→ PROBLEM DESCRIPTION
Lines with the string "meta" must each be copied from the listing.

→ TASK MATERIAL

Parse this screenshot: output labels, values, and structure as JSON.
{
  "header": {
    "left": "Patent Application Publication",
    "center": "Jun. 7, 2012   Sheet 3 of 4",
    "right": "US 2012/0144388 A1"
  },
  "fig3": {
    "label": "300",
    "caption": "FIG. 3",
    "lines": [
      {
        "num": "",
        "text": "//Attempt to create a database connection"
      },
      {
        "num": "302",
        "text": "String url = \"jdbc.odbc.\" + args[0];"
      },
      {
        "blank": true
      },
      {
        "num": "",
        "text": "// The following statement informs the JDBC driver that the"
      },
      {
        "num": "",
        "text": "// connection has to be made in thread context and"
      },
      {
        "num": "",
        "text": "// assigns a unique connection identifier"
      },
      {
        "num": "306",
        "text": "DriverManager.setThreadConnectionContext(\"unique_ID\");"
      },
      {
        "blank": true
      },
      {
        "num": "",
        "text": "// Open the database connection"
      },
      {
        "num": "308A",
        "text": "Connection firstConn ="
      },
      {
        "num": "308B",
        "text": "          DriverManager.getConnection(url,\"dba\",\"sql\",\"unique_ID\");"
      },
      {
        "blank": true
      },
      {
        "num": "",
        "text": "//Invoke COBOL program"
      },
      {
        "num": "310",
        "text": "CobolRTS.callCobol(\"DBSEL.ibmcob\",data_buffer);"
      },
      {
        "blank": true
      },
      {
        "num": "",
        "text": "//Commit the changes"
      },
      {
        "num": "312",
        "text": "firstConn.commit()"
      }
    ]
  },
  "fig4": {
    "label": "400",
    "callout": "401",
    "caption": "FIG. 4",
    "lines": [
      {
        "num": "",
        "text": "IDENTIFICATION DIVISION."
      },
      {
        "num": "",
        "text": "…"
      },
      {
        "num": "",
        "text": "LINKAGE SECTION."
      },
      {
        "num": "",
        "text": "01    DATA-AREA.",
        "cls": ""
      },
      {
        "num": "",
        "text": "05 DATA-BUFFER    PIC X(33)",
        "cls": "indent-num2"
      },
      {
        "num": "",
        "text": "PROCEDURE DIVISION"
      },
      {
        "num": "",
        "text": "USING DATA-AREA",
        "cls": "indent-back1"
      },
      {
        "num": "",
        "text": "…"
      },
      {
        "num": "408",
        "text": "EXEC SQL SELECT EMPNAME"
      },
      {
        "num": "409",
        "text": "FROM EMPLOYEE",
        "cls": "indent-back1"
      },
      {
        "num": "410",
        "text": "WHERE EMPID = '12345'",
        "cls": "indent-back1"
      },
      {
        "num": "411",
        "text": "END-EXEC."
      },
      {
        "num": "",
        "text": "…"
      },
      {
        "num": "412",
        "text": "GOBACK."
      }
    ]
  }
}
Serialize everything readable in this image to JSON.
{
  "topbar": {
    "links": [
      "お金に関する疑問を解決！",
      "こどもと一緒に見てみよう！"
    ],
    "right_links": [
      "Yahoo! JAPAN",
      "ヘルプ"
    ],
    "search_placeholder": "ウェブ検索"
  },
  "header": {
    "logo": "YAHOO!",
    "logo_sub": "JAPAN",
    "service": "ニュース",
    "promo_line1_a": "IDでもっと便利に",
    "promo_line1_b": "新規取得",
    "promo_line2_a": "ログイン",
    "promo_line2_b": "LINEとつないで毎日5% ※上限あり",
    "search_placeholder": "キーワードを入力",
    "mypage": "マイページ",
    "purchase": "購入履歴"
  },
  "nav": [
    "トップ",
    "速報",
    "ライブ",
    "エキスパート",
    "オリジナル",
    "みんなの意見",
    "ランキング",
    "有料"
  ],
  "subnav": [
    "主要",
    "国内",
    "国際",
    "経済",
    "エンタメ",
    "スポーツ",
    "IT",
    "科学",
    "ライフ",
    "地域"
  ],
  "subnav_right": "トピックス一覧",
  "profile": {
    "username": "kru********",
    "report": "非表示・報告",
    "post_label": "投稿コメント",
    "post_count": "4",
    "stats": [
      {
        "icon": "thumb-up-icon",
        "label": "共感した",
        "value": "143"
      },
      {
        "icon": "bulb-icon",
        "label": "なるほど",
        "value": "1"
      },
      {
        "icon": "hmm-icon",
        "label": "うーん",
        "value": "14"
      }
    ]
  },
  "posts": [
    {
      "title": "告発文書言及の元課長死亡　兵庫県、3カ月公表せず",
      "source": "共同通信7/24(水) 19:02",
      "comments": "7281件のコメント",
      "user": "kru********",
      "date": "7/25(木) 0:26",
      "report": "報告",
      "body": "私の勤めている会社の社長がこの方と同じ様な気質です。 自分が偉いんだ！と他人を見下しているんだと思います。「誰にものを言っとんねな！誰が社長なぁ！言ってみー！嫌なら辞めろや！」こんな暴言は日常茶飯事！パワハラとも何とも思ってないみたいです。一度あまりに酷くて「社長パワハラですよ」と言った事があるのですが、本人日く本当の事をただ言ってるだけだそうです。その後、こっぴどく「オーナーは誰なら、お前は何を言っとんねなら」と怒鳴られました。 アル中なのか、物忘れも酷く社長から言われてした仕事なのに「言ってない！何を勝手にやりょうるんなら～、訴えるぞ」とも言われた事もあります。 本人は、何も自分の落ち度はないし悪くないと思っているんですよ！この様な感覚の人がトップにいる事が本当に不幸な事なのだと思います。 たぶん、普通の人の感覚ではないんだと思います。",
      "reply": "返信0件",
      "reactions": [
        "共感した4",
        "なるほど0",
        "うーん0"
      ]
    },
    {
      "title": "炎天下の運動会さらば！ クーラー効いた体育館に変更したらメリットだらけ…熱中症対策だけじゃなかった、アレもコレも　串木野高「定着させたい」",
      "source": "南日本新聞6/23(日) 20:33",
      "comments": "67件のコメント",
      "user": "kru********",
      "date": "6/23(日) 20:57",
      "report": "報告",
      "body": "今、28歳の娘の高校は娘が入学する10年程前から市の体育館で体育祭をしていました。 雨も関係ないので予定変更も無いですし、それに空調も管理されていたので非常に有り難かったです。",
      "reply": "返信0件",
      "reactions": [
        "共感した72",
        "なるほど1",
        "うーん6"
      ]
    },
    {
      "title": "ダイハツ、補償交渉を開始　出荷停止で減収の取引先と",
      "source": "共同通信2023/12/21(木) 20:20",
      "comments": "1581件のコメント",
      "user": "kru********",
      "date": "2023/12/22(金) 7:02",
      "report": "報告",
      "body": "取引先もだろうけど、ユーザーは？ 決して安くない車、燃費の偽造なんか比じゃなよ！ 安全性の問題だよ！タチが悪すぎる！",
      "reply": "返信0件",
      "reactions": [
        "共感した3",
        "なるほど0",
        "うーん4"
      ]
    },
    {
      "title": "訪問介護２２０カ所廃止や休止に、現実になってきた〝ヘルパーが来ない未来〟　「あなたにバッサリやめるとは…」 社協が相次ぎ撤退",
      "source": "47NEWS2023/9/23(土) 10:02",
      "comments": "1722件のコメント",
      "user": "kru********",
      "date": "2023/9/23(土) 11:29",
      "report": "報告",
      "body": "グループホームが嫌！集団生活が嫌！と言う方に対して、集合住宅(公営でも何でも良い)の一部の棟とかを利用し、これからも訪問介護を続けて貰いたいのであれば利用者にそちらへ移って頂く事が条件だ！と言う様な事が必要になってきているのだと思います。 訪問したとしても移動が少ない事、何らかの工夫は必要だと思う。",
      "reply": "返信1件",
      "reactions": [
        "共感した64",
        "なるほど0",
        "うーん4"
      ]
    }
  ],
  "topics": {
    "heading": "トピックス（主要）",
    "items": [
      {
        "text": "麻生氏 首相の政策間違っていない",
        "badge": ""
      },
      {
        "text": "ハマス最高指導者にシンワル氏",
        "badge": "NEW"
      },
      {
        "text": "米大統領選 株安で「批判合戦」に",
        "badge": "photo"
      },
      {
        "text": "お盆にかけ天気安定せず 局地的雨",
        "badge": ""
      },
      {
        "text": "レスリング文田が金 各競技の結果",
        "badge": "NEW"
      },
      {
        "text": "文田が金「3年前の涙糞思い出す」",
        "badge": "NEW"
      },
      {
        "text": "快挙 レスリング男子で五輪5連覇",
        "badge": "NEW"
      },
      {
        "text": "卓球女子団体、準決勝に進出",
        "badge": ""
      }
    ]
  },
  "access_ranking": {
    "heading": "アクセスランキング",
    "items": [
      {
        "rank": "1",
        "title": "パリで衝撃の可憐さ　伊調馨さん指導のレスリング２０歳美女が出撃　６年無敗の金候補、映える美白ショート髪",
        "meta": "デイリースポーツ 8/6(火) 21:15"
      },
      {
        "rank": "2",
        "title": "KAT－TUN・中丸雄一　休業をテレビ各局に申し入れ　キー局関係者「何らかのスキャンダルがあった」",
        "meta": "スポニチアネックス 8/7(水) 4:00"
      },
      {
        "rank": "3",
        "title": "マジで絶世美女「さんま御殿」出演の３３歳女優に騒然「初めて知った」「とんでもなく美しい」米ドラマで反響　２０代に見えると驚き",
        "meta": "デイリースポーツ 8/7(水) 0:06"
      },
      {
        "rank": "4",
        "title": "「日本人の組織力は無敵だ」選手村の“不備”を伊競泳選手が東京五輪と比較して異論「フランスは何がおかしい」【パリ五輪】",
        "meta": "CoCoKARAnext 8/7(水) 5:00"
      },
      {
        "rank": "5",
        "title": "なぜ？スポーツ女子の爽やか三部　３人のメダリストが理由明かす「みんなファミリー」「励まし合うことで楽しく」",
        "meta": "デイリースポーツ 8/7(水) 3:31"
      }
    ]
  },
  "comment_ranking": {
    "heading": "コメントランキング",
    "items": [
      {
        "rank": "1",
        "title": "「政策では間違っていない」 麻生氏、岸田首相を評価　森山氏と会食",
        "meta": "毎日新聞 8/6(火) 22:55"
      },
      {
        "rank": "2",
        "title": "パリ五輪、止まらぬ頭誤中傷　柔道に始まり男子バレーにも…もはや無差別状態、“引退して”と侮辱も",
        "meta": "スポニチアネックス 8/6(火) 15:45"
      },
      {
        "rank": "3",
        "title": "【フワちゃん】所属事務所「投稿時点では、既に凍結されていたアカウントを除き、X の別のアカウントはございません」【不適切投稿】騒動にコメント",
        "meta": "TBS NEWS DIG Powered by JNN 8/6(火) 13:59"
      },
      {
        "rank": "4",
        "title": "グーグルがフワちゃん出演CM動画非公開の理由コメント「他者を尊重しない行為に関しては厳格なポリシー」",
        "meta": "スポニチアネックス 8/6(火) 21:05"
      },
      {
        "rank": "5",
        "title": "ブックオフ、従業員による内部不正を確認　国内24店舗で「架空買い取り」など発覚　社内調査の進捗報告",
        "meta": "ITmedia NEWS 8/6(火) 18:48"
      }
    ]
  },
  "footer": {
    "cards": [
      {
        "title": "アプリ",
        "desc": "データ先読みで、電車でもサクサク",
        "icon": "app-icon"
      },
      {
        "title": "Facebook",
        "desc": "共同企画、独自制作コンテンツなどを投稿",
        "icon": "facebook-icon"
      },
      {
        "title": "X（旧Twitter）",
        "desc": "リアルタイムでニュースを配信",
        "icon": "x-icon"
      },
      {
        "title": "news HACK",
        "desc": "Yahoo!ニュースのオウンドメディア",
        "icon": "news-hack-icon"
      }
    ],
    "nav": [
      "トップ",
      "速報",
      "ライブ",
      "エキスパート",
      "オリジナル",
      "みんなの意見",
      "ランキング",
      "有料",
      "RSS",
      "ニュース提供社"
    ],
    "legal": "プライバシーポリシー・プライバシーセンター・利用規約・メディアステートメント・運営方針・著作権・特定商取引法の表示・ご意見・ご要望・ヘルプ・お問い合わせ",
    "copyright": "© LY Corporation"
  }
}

→ THE ANSWER
        "meta": "デイリースポーツ 8/6(火) 21:15"
        "meta": "スポニチアネックス 8/7(水) 4:00"
        "meta": "デイリースポーツ 8/7(水) 0:06"
        "meta": "CoCoKARAnext 8/7(水) 5:00"
        "meta": "デイリースポーツ 8/7(水) 3:31"
        "meta": "毎日新聞 8/6(火) 22:55"
        "meta": "スポニチアネックス 8/6(火) 15:45"
        "meta": "TBS NEWS DIG Powered by JNN 8/6(火) 13:59"
        "meta": "スポニチアネックス 8/6(火) 21:05"
        "meta": "ITmedia NEWS 8/6(火) 18:48"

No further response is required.